Pastor’s Email Devotion
The Week of Epiphany 2
January 18, 2015
Holy Father, protect them in your name that you have given me, so that they may be one, as we are one. (John 17:11, NRSV)
It was good to be away … it will be good to get back home. I often find myself saying this at the end of vacations. I like being away from my normal life for short periods of time, but I also look forward to returning to that familiar life. That is how I felt this morning about the privilege of preaching at Highland Presbyterian Church, as part of our Manheim Township Ministerium pulpit exchange Sunday. I got to worship with a number of Christian friends who are rarely in the same sanctuary as me on Sundays. I got to preach at both their traditional and contemporary venues. I had the chance to strengthen ties with a couple of pastoral colleagues. I had a front row seat for two baptisms that were celebrated. And I was the recipient of a lovely spirit of hospitality. But … I will also be glad to be back at St. Peter’s next weekend. I missed the sacrament of the altar. I missed our rich liturgy. I missed the chance of being involved in Christian education between our worship services. I missed a number of aspects of our New Day worship environment. I missed many of our members, and the chance to catch up on life events that have arisen since last week. Yes, it was good to be away, and it will be good to get back home.
What might have been the best thing about the morning, however, was the sense of common purpose between the Presbyterians and this Lutheran. And as I experienced this ecumenical spirit directly, I knew at the same time that our flock at St. Peter’s was also warmly welcoming Pr. Josh from the Lancaster Brethren in Christ church. And the same spirit was being embodied at three other congregations in our township. It sounds like a small thing. But in a world that feels as if it covets polarization in so many facets of life, this felt like a small step forward. We have not always played nicely with each other as the Church of Jesus’ followers. But maybe there is still hope for us to embody Jesus’ prayer above from St. John’s Gospel.
As you pray and reflect on life and faith this week, first, pray for the Church … the entirety of the Church.
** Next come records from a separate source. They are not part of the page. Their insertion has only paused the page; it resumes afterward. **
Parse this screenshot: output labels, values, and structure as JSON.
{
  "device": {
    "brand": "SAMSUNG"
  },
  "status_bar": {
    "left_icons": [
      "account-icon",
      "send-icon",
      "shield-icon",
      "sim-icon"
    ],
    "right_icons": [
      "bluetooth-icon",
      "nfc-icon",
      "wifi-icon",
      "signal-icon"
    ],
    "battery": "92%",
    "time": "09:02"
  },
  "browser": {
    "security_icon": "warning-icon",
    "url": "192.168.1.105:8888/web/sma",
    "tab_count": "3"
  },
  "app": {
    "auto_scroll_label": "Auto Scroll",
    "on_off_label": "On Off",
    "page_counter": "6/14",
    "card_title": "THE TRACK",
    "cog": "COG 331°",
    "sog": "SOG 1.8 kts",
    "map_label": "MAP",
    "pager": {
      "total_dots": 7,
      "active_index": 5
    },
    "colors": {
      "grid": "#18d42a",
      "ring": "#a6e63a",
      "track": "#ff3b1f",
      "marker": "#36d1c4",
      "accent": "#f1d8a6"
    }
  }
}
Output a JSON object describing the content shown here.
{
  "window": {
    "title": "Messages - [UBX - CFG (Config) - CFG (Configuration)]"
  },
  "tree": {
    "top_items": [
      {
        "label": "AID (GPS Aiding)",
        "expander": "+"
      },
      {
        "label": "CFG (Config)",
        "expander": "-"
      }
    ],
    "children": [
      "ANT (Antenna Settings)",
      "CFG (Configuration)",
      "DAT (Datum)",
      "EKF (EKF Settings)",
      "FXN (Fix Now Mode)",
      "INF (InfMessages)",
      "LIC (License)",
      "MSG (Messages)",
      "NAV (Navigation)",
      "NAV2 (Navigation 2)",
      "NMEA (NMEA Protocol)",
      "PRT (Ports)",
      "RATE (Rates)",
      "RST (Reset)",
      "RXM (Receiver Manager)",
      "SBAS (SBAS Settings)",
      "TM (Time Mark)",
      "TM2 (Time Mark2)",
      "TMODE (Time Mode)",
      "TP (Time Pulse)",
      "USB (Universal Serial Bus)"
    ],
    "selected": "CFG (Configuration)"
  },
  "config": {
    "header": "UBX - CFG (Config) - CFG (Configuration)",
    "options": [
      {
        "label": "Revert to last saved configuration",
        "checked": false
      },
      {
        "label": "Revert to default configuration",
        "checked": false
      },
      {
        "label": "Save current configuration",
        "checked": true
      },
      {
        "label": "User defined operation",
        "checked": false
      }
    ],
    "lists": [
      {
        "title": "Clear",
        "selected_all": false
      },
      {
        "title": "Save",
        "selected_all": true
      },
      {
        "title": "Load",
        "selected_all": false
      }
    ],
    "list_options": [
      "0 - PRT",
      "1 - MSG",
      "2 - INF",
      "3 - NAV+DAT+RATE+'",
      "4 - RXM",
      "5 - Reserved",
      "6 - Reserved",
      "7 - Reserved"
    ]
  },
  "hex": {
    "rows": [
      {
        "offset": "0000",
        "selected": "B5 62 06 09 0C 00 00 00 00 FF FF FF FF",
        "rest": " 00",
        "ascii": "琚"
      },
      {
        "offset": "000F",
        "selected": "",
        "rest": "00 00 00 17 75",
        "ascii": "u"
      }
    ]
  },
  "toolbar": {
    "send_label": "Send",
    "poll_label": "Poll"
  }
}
No matter how many pulpit exchanges we celebrate, we will never have a credible witness of Christian unity, until we can get past our differences surround how we dress, or how we sing, or how modern our worship services are, or what we think about baptism and communion, or the level of authority with which we empower our leaders. We have far more in common as Christians, than we have that divides us. What a blessing it would be if we could act as if we understood that. Pray for that understanding, my friends.
O God, the Father of our Lord Jesus Christ, our only Savior, the Prince of Peace:
give us grace seriously to lay to heart the great dangers we are in by our unhappy divisions. Take away all hatred and prejudice, and whatever else may hinder us from godly union and concord; that, as there is but one body and one Spirit, one hope of our calling, one Lord, one faith, one baptism, one God and Father of us all,
so we may henceforth be all of one heart and of one soul, united in one holy bond of peace, of faith and charity, and may with one mind and one mouth glorify you; through Jesus Christ our Lord. Amen.
~~ A Prayer for the Unity of the Church, Church of England